» What the task requires
Look through the listing below for the string "economic". Say how many lines hold it, and nothing else.

» Data

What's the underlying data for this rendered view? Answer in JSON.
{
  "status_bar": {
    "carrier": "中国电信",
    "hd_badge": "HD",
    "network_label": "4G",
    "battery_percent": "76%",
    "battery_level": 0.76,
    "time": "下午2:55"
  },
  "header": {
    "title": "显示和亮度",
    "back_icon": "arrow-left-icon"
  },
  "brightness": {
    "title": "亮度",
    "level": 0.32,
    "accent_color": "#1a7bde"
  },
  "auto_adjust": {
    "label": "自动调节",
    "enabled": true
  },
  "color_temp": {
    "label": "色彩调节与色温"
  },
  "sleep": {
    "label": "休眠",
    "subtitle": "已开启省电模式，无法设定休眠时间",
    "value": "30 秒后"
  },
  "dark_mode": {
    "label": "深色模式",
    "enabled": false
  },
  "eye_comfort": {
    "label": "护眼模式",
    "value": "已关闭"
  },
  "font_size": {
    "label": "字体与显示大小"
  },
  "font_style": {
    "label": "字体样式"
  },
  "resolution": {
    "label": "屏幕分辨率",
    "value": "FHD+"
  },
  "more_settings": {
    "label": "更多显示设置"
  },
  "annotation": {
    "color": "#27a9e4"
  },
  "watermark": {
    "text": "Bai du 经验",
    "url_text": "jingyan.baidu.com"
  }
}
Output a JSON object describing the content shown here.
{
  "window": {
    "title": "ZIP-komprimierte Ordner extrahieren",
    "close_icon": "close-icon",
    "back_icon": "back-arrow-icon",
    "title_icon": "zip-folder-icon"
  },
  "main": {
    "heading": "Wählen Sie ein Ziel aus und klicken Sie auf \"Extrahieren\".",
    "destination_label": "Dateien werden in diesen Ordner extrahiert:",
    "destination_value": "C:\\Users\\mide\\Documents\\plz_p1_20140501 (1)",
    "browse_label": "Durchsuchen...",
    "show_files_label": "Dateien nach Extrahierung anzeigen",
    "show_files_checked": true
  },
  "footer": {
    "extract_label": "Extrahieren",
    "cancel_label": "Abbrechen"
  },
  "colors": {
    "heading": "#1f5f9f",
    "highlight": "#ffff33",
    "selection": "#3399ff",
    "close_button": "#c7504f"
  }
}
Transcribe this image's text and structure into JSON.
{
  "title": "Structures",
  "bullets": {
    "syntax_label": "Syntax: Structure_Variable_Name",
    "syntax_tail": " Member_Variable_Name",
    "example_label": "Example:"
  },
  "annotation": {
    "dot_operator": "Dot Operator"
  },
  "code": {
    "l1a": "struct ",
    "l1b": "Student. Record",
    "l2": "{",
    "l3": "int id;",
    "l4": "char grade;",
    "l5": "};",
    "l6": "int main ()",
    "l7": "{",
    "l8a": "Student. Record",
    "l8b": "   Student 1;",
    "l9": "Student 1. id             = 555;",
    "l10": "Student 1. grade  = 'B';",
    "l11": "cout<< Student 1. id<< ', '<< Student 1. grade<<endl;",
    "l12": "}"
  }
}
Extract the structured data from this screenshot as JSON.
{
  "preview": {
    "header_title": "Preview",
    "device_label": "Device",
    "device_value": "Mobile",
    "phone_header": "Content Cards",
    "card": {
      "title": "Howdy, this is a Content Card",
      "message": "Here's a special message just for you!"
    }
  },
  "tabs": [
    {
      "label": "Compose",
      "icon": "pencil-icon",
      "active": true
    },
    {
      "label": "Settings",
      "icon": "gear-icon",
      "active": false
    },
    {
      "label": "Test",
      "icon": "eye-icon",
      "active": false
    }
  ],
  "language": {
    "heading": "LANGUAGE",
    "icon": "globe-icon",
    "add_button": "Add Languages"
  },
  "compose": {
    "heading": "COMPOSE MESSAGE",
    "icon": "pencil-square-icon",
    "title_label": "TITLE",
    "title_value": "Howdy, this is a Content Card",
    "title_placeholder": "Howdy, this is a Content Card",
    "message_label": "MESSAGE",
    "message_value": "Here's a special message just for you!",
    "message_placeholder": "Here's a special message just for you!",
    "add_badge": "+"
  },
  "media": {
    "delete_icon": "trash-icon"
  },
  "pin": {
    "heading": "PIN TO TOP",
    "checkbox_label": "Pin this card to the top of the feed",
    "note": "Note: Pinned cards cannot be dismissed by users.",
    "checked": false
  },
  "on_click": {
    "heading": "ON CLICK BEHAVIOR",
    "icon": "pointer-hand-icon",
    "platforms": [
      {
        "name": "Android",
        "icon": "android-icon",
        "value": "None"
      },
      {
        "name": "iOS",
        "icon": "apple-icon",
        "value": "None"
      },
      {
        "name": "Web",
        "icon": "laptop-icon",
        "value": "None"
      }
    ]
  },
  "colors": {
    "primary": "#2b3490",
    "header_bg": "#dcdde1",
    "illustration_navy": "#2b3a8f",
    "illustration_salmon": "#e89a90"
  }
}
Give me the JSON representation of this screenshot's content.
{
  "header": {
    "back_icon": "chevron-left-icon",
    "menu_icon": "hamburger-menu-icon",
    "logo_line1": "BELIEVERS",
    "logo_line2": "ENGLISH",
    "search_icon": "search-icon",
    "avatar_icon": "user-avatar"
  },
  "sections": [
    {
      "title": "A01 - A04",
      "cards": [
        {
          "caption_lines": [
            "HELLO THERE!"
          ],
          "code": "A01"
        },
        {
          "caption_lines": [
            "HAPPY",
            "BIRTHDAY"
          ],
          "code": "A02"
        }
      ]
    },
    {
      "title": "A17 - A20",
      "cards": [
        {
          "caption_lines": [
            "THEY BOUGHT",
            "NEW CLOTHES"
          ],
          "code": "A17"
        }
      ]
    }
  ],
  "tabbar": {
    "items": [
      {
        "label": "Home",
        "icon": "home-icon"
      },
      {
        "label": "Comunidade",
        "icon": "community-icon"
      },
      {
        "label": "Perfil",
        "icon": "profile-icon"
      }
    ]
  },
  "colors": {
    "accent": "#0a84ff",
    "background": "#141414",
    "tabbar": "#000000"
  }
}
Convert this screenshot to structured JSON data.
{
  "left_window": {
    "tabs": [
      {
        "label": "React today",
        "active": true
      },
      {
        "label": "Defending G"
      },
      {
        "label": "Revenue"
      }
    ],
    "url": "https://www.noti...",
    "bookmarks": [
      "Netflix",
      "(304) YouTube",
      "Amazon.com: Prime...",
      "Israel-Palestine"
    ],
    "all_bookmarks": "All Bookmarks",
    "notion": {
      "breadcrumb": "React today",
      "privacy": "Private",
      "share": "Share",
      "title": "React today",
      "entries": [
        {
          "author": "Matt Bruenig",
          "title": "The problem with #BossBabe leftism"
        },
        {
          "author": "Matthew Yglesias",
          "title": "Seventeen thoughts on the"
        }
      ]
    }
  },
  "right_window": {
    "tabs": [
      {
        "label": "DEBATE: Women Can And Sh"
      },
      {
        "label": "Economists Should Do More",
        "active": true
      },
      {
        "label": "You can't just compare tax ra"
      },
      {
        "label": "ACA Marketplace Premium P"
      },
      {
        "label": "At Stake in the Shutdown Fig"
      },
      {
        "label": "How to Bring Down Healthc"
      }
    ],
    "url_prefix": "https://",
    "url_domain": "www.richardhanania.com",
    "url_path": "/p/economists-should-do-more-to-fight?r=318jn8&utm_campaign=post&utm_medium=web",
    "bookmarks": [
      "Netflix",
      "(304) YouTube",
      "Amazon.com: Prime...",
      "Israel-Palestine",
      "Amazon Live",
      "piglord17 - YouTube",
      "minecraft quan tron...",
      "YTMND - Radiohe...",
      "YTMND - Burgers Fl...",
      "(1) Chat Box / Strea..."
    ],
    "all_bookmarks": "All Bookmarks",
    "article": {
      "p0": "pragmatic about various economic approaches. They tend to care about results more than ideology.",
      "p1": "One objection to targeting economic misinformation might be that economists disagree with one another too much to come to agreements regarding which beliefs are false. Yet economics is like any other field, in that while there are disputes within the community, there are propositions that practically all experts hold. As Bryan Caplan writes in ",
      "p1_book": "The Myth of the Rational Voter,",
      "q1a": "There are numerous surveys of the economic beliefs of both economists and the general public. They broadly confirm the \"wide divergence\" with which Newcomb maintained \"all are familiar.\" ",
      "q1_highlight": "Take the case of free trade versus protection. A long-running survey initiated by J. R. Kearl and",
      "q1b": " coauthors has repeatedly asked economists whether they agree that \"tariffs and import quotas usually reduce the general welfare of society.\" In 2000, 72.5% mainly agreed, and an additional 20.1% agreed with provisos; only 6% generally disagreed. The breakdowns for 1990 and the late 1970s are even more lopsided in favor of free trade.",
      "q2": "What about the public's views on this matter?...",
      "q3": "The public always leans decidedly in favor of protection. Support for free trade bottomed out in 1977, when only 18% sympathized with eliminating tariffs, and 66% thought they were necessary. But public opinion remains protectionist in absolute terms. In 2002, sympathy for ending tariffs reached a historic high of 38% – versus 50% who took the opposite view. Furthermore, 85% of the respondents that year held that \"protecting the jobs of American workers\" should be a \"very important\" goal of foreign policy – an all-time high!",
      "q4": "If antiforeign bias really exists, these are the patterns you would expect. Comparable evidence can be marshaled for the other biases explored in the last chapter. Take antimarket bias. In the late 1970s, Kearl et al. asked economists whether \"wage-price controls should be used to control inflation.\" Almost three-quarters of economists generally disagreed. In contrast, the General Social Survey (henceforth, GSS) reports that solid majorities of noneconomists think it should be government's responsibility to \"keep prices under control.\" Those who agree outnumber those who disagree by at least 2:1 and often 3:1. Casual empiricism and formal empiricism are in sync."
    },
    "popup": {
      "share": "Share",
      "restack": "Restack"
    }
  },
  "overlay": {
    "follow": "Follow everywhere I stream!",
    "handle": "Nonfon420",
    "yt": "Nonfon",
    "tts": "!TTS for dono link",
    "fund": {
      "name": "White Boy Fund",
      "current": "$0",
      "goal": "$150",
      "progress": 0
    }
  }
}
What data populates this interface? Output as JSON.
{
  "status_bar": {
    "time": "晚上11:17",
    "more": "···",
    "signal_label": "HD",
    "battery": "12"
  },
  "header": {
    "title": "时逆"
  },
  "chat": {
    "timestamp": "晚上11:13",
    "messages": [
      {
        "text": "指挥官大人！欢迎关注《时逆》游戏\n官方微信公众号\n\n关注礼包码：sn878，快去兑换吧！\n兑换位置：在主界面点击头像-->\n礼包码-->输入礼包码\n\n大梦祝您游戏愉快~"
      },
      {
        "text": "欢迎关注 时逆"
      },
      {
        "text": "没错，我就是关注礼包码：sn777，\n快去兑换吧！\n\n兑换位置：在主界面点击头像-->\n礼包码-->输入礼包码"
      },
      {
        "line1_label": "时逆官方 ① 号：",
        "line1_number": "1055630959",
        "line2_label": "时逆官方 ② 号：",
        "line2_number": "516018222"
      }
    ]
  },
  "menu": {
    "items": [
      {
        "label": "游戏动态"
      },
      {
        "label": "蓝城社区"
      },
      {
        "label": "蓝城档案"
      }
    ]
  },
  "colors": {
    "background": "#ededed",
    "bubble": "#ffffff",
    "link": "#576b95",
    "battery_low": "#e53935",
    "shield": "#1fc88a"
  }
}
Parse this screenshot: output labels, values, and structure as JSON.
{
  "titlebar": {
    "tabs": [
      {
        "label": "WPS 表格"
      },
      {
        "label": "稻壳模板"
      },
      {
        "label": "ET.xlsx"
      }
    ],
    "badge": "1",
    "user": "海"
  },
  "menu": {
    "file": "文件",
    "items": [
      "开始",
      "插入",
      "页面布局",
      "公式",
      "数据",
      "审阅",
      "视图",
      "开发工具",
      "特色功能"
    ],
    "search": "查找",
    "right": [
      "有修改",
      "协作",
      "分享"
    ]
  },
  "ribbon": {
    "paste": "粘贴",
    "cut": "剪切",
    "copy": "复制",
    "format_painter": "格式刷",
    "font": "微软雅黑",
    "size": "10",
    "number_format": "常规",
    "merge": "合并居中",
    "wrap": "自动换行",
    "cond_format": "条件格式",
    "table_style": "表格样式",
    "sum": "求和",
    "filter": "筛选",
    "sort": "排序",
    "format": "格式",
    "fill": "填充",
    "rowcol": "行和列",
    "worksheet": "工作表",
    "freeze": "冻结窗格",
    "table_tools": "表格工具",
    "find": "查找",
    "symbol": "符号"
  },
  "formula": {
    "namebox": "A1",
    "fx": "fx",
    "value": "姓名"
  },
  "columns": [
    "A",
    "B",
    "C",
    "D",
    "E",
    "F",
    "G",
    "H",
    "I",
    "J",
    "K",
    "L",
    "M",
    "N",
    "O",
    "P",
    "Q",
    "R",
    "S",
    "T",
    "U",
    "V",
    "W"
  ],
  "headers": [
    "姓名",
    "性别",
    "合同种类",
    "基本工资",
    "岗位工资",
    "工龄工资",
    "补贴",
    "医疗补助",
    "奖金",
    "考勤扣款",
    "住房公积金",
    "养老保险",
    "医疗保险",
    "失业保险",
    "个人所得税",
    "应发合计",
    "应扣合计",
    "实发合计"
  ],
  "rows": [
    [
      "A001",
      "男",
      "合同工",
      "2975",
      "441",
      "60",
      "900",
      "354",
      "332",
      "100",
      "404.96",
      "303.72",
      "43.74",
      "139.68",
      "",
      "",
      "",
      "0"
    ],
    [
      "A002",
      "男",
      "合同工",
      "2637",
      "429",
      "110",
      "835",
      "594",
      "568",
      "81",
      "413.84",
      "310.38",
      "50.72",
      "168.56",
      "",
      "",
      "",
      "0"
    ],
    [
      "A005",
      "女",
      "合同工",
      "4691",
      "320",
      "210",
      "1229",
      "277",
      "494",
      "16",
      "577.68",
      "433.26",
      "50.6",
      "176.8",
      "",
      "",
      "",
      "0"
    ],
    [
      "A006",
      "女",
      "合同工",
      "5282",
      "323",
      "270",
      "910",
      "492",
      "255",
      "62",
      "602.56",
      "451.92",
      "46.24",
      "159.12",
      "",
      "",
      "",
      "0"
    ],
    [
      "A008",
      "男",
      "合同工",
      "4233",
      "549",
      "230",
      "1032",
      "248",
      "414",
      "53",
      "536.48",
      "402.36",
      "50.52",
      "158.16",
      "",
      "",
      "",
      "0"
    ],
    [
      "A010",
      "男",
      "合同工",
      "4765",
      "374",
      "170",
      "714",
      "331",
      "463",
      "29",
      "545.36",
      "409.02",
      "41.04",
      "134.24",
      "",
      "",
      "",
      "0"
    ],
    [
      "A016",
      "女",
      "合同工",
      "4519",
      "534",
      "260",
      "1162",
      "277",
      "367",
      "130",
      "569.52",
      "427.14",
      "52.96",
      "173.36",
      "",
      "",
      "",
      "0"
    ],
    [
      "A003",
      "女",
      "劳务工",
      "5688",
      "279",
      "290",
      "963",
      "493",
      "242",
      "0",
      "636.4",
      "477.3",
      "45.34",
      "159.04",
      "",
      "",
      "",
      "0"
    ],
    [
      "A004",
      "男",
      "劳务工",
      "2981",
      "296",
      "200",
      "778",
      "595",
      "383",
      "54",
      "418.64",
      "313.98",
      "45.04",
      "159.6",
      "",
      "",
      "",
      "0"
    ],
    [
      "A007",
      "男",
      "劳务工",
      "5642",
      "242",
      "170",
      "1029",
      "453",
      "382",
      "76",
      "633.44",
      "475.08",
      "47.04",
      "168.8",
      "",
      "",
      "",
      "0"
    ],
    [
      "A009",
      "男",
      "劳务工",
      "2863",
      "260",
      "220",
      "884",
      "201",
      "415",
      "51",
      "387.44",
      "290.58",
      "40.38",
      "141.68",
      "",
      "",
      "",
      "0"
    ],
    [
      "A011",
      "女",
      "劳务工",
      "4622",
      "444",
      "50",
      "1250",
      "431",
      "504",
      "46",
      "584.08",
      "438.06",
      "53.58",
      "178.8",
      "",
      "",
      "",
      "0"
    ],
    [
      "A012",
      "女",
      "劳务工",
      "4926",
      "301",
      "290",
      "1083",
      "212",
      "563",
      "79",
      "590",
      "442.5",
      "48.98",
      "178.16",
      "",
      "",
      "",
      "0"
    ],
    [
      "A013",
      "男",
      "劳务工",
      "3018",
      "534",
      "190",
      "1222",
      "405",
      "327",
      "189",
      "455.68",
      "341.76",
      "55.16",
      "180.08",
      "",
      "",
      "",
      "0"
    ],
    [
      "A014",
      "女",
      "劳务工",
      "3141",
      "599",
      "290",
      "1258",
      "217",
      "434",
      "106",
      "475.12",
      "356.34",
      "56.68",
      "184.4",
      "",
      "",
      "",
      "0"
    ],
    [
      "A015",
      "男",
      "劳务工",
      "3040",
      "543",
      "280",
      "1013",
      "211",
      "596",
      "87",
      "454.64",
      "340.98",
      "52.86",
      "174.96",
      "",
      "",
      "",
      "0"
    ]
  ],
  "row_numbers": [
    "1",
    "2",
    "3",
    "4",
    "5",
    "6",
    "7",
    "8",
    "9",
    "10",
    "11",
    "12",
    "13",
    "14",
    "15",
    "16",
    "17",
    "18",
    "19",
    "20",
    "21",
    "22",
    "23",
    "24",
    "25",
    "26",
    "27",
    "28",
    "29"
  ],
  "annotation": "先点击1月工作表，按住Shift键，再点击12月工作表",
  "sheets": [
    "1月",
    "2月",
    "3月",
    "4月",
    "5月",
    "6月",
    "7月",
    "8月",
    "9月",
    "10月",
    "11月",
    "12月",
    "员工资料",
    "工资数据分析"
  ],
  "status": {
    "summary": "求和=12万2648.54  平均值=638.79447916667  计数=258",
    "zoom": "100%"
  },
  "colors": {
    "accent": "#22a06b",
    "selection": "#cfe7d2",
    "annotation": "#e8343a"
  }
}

» Answer area
3